I have at this late day no means of refreshing my memory in regard to the general orders on the subject of prison treatment, but this as a general fact I do know, that Mr. Davis' humanity was considered to be a stronger sentiment with him than public justice, and it was a common remark that no soldier capitally convicted was ever executed, if the President reviewed the record of his conviction. He was always slow to adopt the policy of retaliation for the barbarities inflicted by local commanders on the other side. The controversy between General Winder and Colonel Chandler was never brought to an investigation, for the reasons mentioned above. What the result of that investigation would have been no one can now tell; but I will say in reference to this true old patriot and soldier—a genial man, whose zeal was sometimes ahead of his discretion—that if he was, at Andersonville, the fiend pretended by the "bloody shirt" shriekers, he had in his old age changed his nature very suddenly. I never saw any reason to consider Colonel Chandler's report wilfully injurious to General Winder, and supposed that it was the result of those misunderstandings which not unfrequently spring up between an inspecting officer and a post commander when the former begins to find fault.
I have written hastily.
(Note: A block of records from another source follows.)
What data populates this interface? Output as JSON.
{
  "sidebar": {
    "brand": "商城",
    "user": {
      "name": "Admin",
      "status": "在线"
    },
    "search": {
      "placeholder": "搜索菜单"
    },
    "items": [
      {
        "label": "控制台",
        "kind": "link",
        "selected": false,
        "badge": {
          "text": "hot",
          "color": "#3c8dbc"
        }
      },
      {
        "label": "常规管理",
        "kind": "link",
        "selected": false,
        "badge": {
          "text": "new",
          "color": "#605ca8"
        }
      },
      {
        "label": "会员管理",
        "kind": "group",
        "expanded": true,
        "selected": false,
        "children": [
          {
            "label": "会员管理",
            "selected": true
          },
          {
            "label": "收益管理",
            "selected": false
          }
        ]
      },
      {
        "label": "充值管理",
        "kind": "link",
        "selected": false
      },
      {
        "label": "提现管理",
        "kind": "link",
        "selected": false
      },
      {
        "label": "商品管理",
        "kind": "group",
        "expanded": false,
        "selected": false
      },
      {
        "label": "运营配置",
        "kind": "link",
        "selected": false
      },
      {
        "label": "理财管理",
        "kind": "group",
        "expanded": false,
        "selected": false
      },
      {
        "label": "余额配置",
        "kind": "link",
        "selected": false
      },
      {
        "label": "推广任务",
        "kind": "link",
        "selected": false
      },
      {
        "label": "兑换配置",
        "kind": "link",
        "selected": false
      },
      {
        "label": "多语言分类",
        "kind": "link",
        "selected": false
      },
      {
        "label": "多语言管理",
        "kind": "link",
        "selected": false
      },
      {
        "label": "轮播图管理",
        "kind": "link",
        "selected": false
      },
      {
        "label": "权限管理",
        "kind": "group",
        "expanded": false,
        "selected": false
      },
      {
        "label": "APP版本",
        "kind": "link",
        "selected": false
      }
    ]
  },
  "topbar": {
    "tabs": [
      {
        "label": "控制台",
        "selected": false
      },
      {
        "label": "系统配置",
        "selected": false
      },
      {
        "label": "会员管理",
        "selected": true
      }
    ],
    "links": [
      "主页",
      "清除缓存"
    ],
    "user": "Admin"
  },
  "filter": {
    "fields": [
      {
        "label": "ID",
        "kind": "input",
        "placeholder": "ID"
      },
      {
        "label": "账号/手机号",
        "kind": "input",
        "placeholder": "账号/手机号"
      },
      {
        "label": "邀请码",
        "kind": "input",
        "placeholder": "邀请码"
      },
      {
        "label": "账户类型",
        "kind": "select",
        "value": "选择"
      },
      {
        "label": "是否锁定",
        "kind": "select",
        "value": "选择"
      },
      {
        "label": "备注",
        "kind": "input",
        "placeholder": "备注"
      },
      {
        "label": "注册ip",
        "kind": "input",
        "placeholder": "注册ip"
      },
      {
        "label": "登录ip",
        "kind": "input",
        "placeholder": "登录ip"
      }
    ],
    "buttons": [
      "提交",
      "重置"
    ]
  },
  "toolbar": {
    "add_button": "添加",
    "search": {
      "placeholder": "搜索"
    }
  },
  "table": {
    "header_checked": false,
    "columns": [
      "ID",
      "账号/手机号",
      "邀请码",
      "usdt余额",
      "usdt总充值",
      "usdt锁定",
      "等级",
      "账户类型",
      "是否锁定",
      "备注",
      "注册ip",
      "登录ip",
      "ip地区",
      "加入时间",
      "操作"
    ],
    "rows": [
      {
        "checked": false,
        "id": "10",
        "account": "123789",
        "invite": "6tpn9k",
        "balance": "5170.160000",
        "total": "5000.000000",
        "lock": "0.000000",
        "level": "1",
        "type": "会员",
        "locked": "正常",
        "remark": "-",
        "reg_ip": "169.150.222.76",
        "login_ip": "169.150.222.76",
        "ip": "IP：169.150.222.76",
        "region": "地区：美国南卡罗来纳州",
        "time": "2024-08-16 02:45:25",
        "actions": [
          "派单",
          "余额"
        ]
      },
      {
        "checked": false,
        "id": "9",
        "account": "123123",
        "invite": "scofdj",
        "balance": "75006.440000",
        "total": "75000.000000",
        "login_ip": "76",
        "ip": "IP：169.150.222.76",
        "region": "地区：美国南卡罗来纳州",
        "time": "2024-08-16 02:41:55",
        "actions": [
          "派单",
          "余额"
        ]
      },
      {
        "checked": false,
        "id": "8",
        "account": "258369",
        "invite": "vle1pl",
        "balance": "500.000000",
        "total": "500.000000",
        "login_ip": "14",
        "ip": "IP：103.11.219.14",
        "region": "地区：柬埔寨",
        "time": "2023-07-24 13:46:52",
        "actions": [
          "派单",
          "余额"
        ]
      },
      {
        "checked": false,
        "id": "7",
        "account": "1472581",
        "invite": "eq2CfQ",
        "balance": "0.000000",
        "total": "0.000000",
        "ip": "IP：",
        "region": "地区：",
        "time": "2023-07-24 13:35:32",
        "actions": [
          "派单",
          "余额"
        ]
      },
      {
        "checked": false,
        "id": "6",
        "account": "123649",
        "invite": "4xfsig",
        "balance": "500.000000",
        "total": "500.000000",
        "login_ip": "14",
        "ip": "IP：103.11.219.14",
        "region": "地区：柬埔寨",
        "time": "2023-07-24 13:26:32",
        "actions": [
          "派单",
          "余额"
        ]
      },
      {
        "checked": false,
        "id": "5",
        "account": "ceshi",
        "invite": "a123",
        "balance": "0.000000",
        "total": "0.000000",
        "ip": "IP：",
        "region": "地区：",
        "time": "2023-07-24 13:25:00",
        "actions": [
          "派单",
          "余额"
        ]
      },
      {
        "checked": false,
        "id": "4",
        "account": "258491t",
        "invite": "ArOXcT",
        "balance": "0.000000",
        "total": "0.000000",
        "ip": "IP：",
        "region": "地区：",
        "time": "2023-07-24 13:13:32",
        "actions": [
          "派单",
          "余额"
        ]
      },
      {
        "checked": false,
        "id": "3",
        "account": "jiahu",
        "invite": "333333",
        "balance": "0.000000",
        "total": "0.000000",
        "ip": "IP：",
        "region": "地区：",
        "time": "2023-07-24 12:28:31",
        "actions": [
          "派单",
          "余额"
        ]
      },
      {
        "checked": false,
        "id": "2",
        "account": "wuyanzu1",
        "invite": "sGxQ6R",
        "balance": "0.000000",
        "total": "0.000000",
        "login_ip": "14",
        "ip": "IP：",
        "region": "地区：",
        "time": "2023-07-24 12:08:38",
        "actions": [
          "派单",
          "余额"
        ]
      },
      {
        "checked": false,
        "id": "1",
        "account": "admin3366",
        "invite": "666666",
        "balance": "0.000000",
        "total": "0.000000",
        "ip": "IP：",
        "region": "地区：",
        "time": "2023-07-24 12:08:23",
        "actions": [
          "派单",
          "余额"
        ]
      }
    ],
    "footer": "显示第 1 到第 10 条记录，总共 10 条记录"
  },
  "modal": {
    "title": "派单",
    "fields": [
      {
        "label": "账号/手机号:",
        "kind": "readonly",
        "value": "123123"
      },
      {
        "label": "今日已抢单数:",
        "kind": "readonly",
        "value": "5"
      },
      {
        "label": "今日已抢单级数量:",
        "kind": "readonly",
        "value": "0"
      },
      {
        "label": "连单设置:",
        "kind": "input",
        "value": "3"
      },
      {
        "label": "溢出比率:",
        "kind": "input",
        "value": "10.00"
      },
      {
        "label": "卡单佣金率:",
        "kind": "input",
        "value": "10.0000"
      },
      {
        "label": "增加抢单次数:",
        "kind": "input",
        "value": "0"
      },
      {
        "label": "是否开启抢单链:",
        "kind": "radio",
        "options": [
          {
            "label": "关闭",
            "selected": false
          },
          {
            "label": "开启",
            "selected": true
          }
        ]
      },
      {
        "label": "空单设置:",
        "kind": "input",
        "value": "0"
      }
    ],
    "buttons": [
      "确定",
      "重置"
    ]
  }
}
In minor details, the lapse of twelve years may render my memory inaccurate, but of the general accuracy of the narrative I have given, as lying in my own knowledge or reported to me by those whose names I have mentioned, I vouch without hesitation.
- Respectfully, yours truly,